Teaching kids to read is so much fun, isn’t it? I’m currently teaching my fourth daughter to read, and it’s definitely time well invested. It’s so fulfilling for me to watch my older girls avidly read good books and opening up whole new worlds of learning and adventure, knowing I played a large part in helping them to be good readers. I enjoy watching my youngest on the same path to enjoying good books.
I always look for ways that I can make school interesting and even fun when I can. Teaching phonics gives way to creative opportunities for fun, and herbal play dough is one way to do just that!
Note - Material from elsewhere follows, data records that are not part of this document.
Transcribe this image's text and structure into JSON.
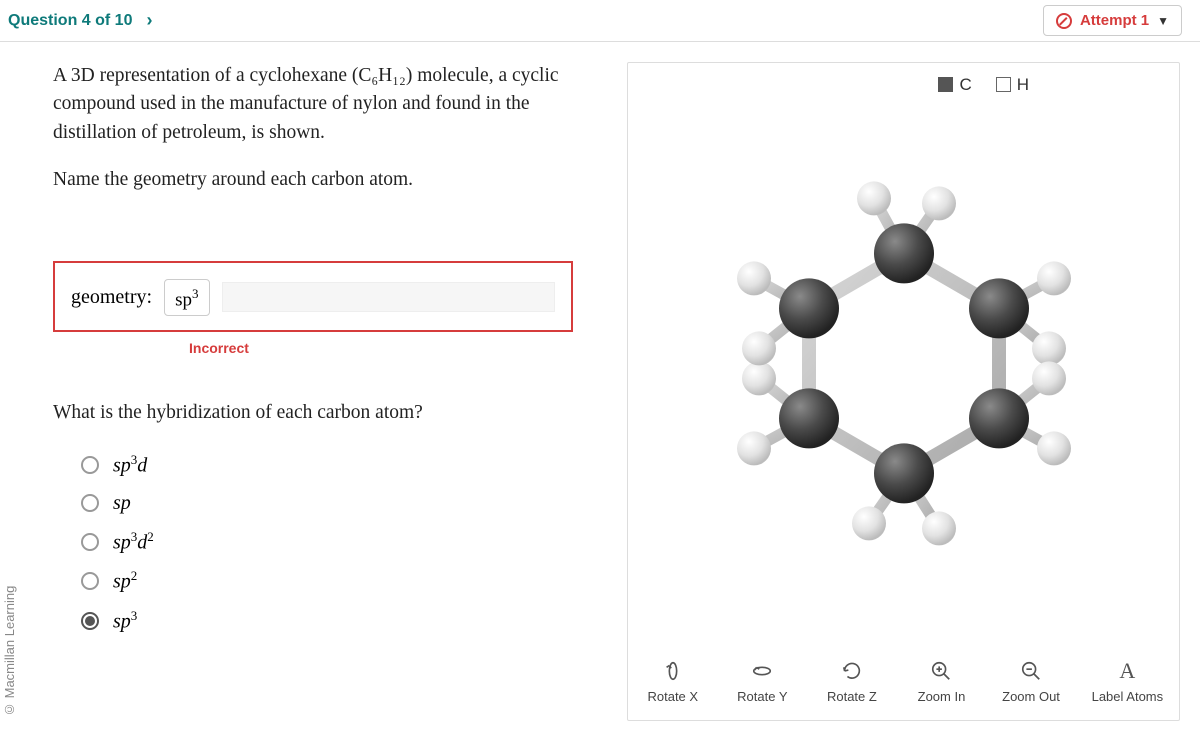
{
  "header": {
    "question_label": "Question 4 of 10",
    "attempt_label": "Attempt 1"
  },
  "watermark": "© Macmillan Learning",
  "prompt_text": "A 3D representation of a cyclohexane (C₆H₁₂) molecule, a cyclic compound used in the manufacture of nylon and found in the distillation of petroleum, is shown.",
  "prompt_text_2": "Name the geometry around each carbon atom.",
  "geometry": {
    "label": "geometry:",
    "value_html": "sp³",
    "feedback": "Incorrect"
  },
  "q2": "What is the hybridization of each carbon atom?",
  "options": [
    {
      "id": "sp3d",
      "label": "sp³d",
      "selected": false
    },
    {
      "id": "sp",
      "label": "sp",
      "selected": false
    },
    {
      "id": "sp3d2",
      "label": "sp³d²",
      "selected": false
    },
    {
      "id": "sp2",
      "label": "sp²",
      "selected": false
    },
    {
      "id": "sp3",
      "label": "sp³",
      "selected": true
    }
  ],
  "legend": {
    "c": "C",
    "h": "H"
  },
  "toolbar": [
    {
      "id": "rotate-x",
      "label": "Rotate X",
      "glyph": "↻"
    },
    {
      "id": "rotate-y",
      "label": "Rotate Y",
      "glyph": "↺"
    },
    {
      "id": "rotate-z",
      "label": "Rotate Z",
      "glyph": "⟲"
    },
    {
      "id": "zoom-in",
      "label": "Zoom In",
      "glyph": "⊕"
    },
    {
      "id": "zoom-out",
      "label": "Zoom Out",
      "glyph": "⊖"
    },
    {
      "id": "label-atoms",
      "label": "Label Atoms",
      "glyph": "A"
    }
  ],
  "colors": {
    "carbon": "#4a4a4a",
    "hydrogen": "#e8e8e8"
  }
}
You can use your herbal play dough in several ways to teach phonics. Here are a few suggestions.
- Use cookie cutters to cut out letters. Go over the names and the sounds of the letters. If your child gets a letter right, allow her to smash the letter into a ball. If she misses one, set that letter aside to practice again. Keep going until all of the letters have been smashed! (If you have a very young child or if your child has a short attention span, just cut out a few letters to use at each sitting. It may be too overwhelming and discouraging to do all 26 letters at once time!)
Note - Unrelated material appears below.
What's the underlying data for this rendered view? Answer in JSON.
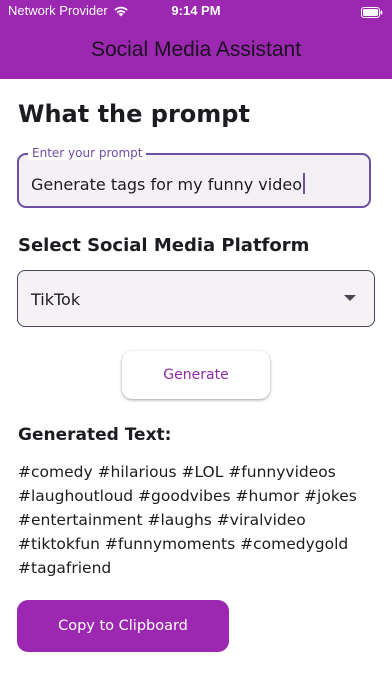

- Use the same cookie cutters to cut out letters to make short words. (Again, you may want to just use a few letters at a time instead of using all 26 letters.) You could, for example, cut out the letters h and t. Then cut out the vowels. Using these two consonants and the vowels, you can practice words like hat, hit, hot, and hut. You could even practice nonsense words like het just for fun and to reinforce the short vowel sound between two consonants.
- Roll the dough into “snakes” and use them to form your own letters! This is good sensory practice, and it’s good for helping to teach children the correct way to form the letters. Practice just a few letters at a time.
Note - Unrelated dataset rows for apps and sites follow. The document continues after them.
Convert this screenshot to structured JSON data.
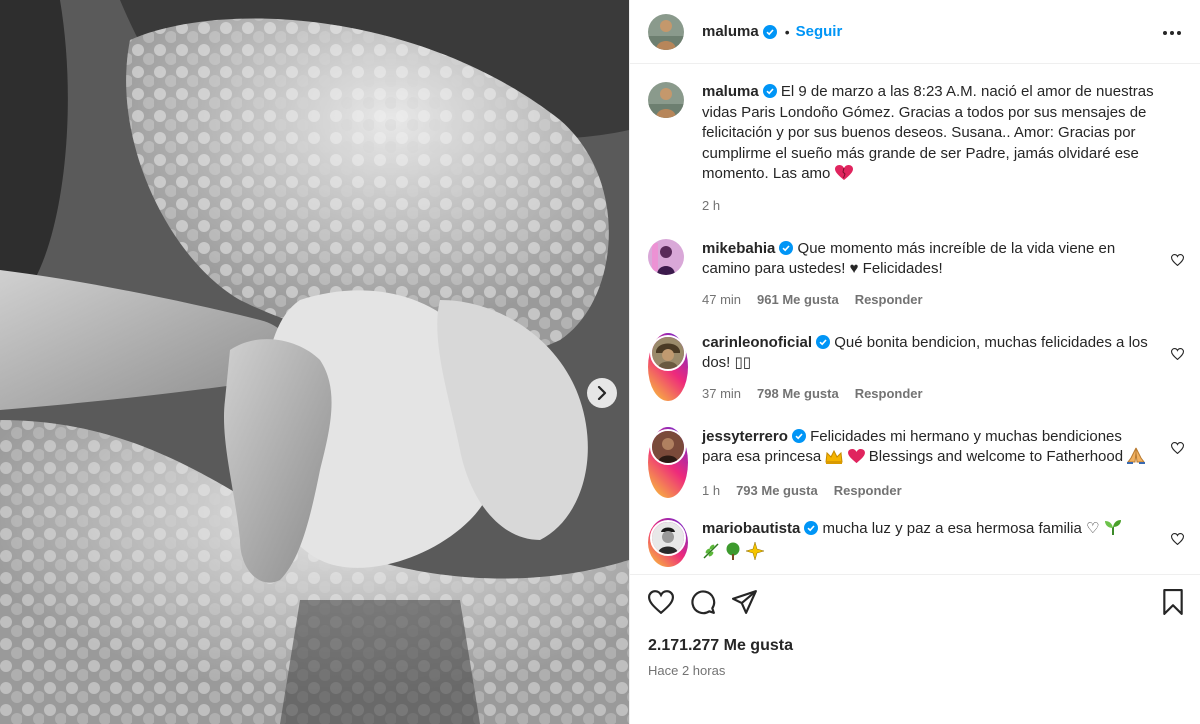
{
  "header": {
    "username": "maluma",
    "separator": "•",
    "follow_label": "Seguir"
  },
  "caption": {
    "username": "maluma",
    "text": "El 9 de marzo a las 8:23 A.M. nació el amor de nuestras vidas Paris Londoño Gómez. Gracias a todos por sus mensajes de felicitación y por sus buenos deseos. Susana.. Amor: Gracias por cumplirme el sueño más grande de ser Padre, jamás olvidaré ese momento. Las amo",
    "time": "2 h"
  },
  "comments": [
    {
      "username": "mikebahia",
      "text": "Que momento más increíble de la vida viene en camino para ustedes! ♥ Felicidades!",
      "time": "47 min",
      "likes": "961 Me gusta",
      "reply": "Responder"
    },
    {
      "username": "carinleonoficial",
      "text": "Qué bonita bendicion, muchas felicidades a los dos! ▯▯",
      "time": "37 min",
      "likes": "798 Me gusta",
      "reply": "Responder"
    },
    {
      "username": "jessyterrero",
      "text": "Felicidades mi hermano y muchas bendiciones para esa princesa",
      "text2": "Blessings and welcome to Fatherhood",
      "time": "1 h",
      "likes": "793 Me gusta",
      "reply": "Responder"
    },
    {
      "username": "mariobautista",
      "text": "mucha luz y paz a esa hermosa familia ♡"
    }
  ],
  "footer": {
    "likes": "2.171.277 Me gusta",
    "time": "Hace 2 horas"
  },
  "icons": {
    "verified": "verified-badge-icon",
    "more": "more-options-icon",
    "like": "heart-icon",
    "comment": "comment-icon",
    "share": "share-icon",
    "save": "bookmark-icon",
    "next": "chevron-right-icon"
  },
  "colors": {
    "accent": "#0095f6",
    "text": "#262626",
    "muted": "#737373"
  }
}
- Flatten out a “sheet” of play dough and have your child write his letters in it using a toothpick, wooden skewer, butter knife, or whatever else you have on hand that will work.
- Create words with silent e on the end out of play dough. Then squish the silent e to reinforce the concept that the e is silent.
- For younger students who might have trouble forming letters with play dough snakes or even cutting out letters using cookie cutters, help them use play dough mats with letters already on them. The children can make play dough snakes and cover the letters on the mats with them therefore “tracing” the letters.
- Another easier activity for younger students is using cookie cutters to “stamp” letters into the play dough.
For those of you that have younger children like me, you probably know that little kids really enjoy making anything more fun with something crafty and squishy. My daughter certainly does. So one day we mixed together this herbal play dough, and my daughter has a lot of fun making letters and sounding out words with it. It’s fun to use the dough for math and of course just for plain ol’ fun!
I like to add herbs to the play dough to make it unique, to give an opportunity for some herbal learning, and to make it smell great! Every time we open the bag of play dough, it smells like lovely lavender with a hint of roses.
You can choose any herbs you wish, but I chose these two herbs because I have plenty of them on hand and we enjoy their fragrances. Make sure you take the time to teach your kids about the herbs you are using! We use herbs as food and medicine on a regular basis, and I am continuously teaching my girls how to use herbs in these ways. Simply do a little research on the herbs you choose and give your kids a quick lesson on how good they are for you.
- Lavender is a calming herb that helps you relax. It helps headaches and also is anti-fungal, antibacterial, and antiviral.
- Rose petals are yummy tossed in salads and sprinkled over desserts. They are good to relieve headaches, insomnia, and help the nervous system.
Each time I use the play dough, I like to give a quick refresher course on what the herbs are good for. And this play dough is safe to eat as well. While it won’t taste good, you don’t have to worry about any danger if a little ones has a bite of it.
- 2 cups flour
- 1 cup salt
- 1.5 cups boiling water
- 2 tbsp olive oil
- 1 tablespoon cream of tartar
- ¼ cup rosemary (dried or fresh), or another herb of choice
- ¼ cup lavender (dried or fresh), or another herb of choice
- Food coloring, optional
- Mix all of the ingredients together in a bowl, except for the herbs.
- Allow the play dough to cool until safe to touch.
- Knead play dough until soft and stretchy
- Mix in the herbs.
Play dough is just one kind of sensory activity that many young children enjoy. Do you have other suggestions for sensory activities to teach phonics? Please share below!